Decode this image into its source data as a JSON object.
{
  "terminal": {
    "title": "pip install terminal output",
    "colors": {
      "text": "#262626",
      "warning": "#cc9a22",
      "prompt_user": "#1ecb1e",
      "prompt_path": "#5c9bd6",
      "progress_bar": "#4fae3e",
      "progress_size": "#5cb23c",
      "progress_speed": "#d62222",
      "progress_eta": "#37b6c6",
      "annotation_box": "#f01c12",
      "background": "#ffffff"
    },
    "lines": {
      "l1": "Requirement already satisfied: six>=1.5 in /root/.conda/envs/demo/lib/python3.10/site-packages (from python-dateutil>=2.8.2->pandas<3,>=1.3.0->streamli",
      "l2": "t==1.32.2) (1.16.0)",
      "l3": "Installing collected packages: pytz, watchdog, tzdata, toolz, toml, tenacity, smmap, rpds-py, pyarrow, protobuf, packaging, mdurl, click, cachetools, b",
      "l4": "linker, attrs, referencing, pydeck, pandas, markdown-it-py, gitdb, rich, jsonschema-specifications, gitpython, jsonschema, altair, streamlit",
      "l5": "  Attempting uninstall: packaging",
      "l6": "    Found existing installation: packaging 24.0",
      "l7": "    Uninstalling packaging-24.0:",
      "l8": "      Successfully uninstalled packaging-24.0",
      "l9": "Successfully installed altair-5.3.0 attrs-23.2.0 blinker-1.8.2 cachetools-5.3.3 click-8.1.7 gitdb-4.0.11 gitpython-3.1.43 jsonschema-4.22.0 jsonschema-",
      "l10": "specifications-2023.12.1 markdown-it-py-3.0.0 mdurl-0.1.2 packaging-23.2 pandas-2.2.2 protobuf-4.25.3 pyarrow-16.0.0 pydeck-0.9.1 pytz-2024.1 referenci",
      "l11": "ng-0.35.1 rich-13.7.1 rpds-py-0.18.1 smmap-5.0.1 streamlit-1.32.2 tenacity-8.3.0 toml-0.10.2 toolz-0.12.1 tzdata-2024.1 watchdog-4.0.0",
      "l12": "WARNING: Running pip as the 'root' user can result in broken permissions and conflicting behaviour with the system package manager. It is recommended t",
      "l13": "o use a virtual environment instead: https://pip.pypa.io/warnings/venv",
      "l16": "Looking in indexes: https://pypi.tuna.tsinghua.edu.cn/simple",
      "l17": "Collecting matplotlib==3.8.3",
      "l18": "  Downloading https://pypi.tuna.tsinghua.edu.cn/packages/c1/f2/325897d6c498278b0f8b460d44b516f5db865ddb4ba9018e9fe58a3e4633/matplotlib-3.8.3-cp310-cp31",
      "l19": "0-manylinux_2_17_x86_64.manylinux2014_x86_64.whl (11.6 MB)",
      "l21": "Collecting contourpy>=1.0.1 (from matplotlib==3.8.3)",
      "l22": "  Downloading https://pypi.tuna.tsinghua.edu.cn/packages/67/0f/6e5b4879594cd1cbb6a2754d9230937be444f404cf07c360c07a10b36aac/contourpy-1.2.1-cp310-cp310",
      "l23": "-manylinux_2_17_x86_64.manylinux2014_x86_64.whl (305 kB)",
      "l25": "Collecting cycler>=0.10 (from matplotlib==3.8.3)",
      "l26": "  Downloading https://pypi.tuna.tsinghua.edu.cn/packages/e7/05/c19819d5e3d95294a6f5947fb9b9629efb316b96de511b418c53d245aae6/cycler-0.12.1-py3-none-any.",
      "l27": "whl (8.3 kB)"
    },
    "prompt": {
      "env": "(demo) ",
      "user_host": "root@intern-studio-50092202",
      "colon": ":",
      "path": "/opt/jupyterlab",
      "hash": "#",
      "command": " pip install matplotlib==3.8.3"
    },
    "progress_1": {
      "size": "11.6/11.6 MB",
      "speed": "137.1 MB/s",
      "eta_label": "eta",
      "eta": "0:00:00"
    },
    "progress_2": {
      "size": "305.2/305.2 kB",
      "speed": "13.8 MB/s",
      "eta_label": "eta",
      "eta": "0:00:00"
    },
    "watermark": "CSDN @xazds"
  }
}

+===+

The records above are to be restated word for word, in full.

**Result of the exercise**
Decode this image into its source data as a JSON object.
{
  "terminal": {
    "title": "pip install terminal output",
    "colors": {
      "text": "#262626",
      "warning": "#cc9a22",
      "prompt_user": "#1ecb1e",
      "prompt_path": "#5c9bd6",
      "progress_bar": "#4fae3e",
      "progress_size": "#5cb23c",
      "progress_speed": "#d62222",
      "progress_eta": "#37b6c6",
      "annotation_box": "#f01c12",
      "background": "#ffffff"
    },
    "lines": {
      "l1": "Requirement already satisfied: six>=1.5 in /root/.conda/envs/demo/lib/python3.10/site-packages (from python-dateutil>=2.8.2->pandas<3,>=1.3.0->streamli",
      "l2": "t==1.32.2) (1.16.0)",
      "l3": "Installing collected packages: pytz, watchdog, tzdata, toolz, toml, tenacity, smmap, rpds-py, pyarrow, protobuf, packaging, mdurl, click, cachetools, b",
      "l4": "linker, attrs, referencing, pydeck, pandas, markdown-it-py, gitdb, rich, jsonschema-specifications, gitpython, jsonschema, altair, streamlit",
      "l5": "  Attempting uninstall: packaging",
      "l6": "    Found existing installation: packaging 24.0",
      "l7": "    Uninstalling packaging-24.0:",
      "l8": "      Successfully uninstalled packaging-24.0",
      "l9": "Successfully installed altair-5.3.0 attrs-23.2.0 blinker-1.8.2 cachetools-5.3.3 click-8.1.7 gitdb-4.0.11 gitpython-3.1.43 jsonschema-4.22.0 jsonschema-",
      "l10": "specifications-2023.12.1 markdown-it-py-3.0.0 mdurl-0.1.2 packaging-23.2 pandas-2.2.2 protobuf-4.25.3 pyarrow-16.0.0 pydeck-0.9.1 pytz-2024.1 referenci",
      "l11": "ng-0.35.1 rich-13.7.1 rpds-py-0.18.1 smmap-5.0.1 streamlit-1.32.2 tenacity-8.3.0 toml-0.10.2 toolz-0.12.1 tzdata-2024.1 watchdog-4.0.0",
      "l12": "WARNING: Running pip as the 'root' user can result in broken permissions and conflicting behaviour with the system package manager. It is recommended t",
      "l13": "o use a virtual environment instead: https://pip.pypa.io/warnings/venv",
      "l16": "Looking in indexes: https://pypi.tuna.tsinghua.edu.cn/simple",
      "l17": "Collecting matplotlib==3.8.3",
      "l18": "  Downloading https://pypi.tuna.tsinghua.edu.cn/packages/c1/f2/325897d6c498278b0f8b460d44b516f5db865ddb4ba9018e9fe58a3e4633/matplotlib-3.8.3-cp310-cp31",
      "l19": "0-manylinux_2_17_x86_64.manylinux2014_x86_64.whl (11.6 MB)",
      "l21": "Collecting contourpy>=1.0.1 (from matplotlib==3.8.3)",
      "l22": "  Downloading https://pypi.tuna.tsinghua.edu.cn/packages/67/0f/6e5b4879594cd1cbb6a2754d9230937be444f404cf07c360c07a10b36aac/contourpy-1.2.1-cp310-cp310",
      "l23": "-manylinux_2_17_x86_64.manylinux2014_x86_64.whl (305 kB)",
      "l25": "Collecting cycler>=0.10 (from matplotlib==3.8.3)",
      "l26": "  Downloading https://pypi.tuna.tsinghua.edu.cn/packages/e7/05/c19819d5e3d95294a6f5947fb9b9629efb316b96de511b418c53d245aae6/cycler-0.12.1-py3-none-any.",
      "l27": "whl (8.3 kB)"
    },
    "prompt": {
      "env": "(demo) ",
      "user_host": "root@intern-studio-50092202",
      "colon": ":",
      "path": "/opt/jupyterlab",
      "hash": "#",
      "command": " pip install matplotlib==3.8.3"
    },
    "progress_1": {
      "size": "11.6/11.6 MB",
      "speed": "137.1 MB/s",
      "eta_label": "eta",
      "eta": "0:00:00"
    },
    "progress_2": {
      "size": "305.2/305.2 kB",
      "speed": "13.8 MB/s",
      "eta_label": "eta",
      "eta": "0:00:00"
    },
    "watermark": "CSDN @xazds"
  }
}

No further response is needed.